Thousands of women with bladder cancer are having life-changing surgery without realising it will end their sex lives, a Mail on Sunday investigation has found.
The operation, which involves removing the bladder and part of the vagina to ensure that cancer is eradicated, leaves most women unable to have sex again.
Even for those who can, sexual pleasure may be impossible because the procedure often causes permanent nerve damage.
The Mail on Sunday has learned that scores of women, some as young as 40, who undergo the operation are in the dark about the results. Patients say their doctors severely under-played the effects, using vague explanations such as 'things not quite being the same down there', 'your sex life might not be the same' and 'bits and pieces might be missing'.
Bladder cancer mainly affects the over-65s, and surgeons, speaking to this newspaper, said that 'at that age, sex isn't such a priority'.
Yet one 57-year-old described her shock when, months after the procedure, she attempted to insert a pessary, only to discover she had essentially been left with no vagina. Another told of 'excruciating agony' when she tried to have sex for the first time after surgery.
Now, experts are calling for doctors to give official guidance to patients, with detailed explanations of the procedure's consequences.
The consultants, from Guy's and St Thomas' NHS Foundation Trust in London, have launched a campaign urging doctors to speak candidly about the effects on women's sex lives – something they say rarely happens due to bladder cancer being seen as a male disease.
The Mail on Sunday has learned that scores of women who undergo the operation are in the dark about the results. Patients say their doctors severely under-played the effects (stock)
Led by urologist Raj Nair, the initiative involves a document compiled by women's health experts, including physiotherapists and gynaecologists, that gives a comprehensive explanation to patients.
Professor Mieke Van Hemelrijck, a cancer researcher, says: 'We want medical teams to have clear discussions with patients. Currently, sexual consequences of bladder cancer treatment are not addressed, because it's not an easy conversation.'
More than 10,000 Britons are diagnosed with bladder cancer every year. About a third of cases are the most aggressive type, often requiring chemotherapy followed by extensive surgery to destroy all cancer cells, known as a cystectomy. In men – who are twice as likely as women to suffer the disease – this usually involves the removal of the prostate, leaving more than half suffering from erectile dysfunction.
Medication and other treatments can often remedy the problem to some extent, but women rarely have these options. Their surgery involves the removal of the bladder, as well as the cervix – the opening of the womb – and the front, or anterior, vaginal wall, where the cancer typically first spreads. Sometimes doctors must remove the uterus, ovaries and Fallopian tubes, too, resulting in infertility.

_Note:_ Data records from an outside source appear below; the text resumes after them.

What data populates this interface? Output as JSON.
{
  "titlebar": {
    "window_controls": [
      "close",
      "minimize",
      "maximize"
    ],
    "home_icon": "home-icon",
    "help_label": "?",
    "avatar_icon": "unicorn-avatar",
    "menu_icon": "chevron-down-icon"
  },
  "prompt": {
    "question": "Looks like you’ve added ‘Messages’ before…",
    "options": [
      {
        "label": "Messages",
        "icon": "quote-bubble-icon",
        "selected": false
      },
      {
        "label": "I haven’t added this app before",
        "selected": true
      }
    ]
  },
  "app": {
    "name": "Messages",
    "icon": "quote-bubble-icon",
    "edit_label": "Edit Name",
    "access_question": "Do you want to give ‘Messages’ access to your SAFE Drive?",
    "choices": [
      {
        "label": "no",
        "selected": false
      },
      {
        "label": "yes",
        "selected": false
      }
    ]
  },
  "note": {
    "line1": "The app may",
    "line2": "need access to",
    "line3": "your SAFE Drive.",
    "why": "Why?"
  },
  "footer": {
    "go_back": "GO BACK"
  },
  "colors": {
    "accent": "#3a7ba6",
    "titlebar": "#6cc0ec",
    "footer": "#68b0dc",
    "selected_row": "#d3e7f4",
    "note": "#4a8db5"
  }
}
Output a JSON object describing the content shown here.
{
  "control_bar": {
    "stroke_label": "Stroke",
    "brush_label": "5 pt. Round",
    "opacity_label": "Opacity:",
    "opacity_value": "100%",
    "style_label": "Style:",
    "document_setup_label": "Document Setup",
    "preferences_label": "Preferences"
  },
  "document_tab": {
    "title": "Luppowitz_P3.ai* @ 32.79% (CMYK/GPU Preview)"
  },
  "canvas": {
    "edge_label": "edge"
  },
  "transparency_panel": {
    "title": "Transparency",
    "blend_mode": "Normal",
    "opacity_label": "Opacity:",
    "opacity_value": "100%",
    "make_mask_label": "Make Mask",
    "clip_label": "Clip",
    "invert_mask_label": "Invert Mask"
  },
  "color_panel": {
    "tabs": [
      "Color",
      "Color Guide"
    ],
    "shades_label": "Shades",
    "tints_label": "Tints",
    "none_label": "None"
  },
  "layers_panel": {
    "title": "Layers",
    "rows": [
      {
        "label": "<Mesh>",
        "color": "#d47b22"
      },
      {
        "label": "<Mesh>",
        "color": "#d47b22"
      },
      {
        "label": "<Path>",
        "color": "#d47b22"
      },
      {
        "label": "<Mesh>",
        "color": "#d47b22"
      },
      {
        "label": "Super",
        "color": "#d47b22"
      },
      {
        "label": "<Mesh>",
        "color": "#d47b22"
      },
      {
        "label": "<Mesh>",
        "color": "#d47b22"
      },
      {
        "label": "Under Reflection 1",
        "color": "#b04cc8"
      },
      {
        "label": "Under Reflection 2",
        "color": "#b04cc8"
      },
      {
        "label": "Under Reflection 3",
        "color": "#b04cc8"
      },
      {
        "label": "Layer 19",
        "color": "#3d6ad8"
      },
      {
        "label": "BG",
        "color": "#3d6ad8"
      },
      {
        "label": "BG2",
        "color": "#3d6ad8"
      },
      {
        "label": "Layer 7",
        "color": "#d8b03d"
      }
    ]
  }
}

Only a handful of specialist hospitals offer vaginal reconstruction, and it is rarely provided on the NHS. Experts also argue that far more women than necessary are undergoing the procedure because they are diagnosed at a late stage.
More than 10,000 Britons are diagnosed with bladder cancer every year. About a third of cases are the most aggressive type, often requiring chemotherapy followed by extensive surgery to destroy all cancer cells, known as a cystectomy (stock image of bladder anatomy)
Symptoms of bladder cancer, including blood in the urine and pelvic pain, are often mistaken for urinary tract infections, which are common in women.
A 2013 study published in the British Medical Journal found nearly a third of female bladder cancer patients visited the GP at least three times before being referred to a cancer expert, compared with one in ten men. As a result, one woman in three with the disease is diagnosed at a late stage, requiring the most intensive treatment, compared with just over a fifth of men, according to NHS figures.
Speaking to The Mail on Sunday, NHS urologists reported seeing at least one case of delayed diagnosis every month – usually a woman in her 40s or 50s. Professor John Kelly, consultant urological surgeon at University College London Hospital, says that at late stages the cancer has often spread to the vaginal wall, as well as to the glands in the pelvis. He explains: 'Sometimes the upper portion of the vagina, along with the urethra and lymph nodes, must be removed to clear the cancer. This means the vagina becomes smaller and narrowed so patients cannot have intercourse.
'We try to preserve as much as possible, but getting cancer clearance is life-saving. Women need to be warned about how their sex life will be affected because, depending on how much their disease has spread, they may choose to have radiotherapy instead.'
Tim Dudderidge, consultant urologist at Southampton University NHS Trust, adds: 'Women who have this operation are often left with practically no vagina. It is wrong that this can happen without discussion.'
Some experts say the effect on sexual function is overshadowed by another life-changing repercussion of bladder removal: the need for a urinary stoma bag, to clear urine from the body in the absence of a bladder. Prof Kelly says: 'Sexual function may also be low on the priority list, so perhaps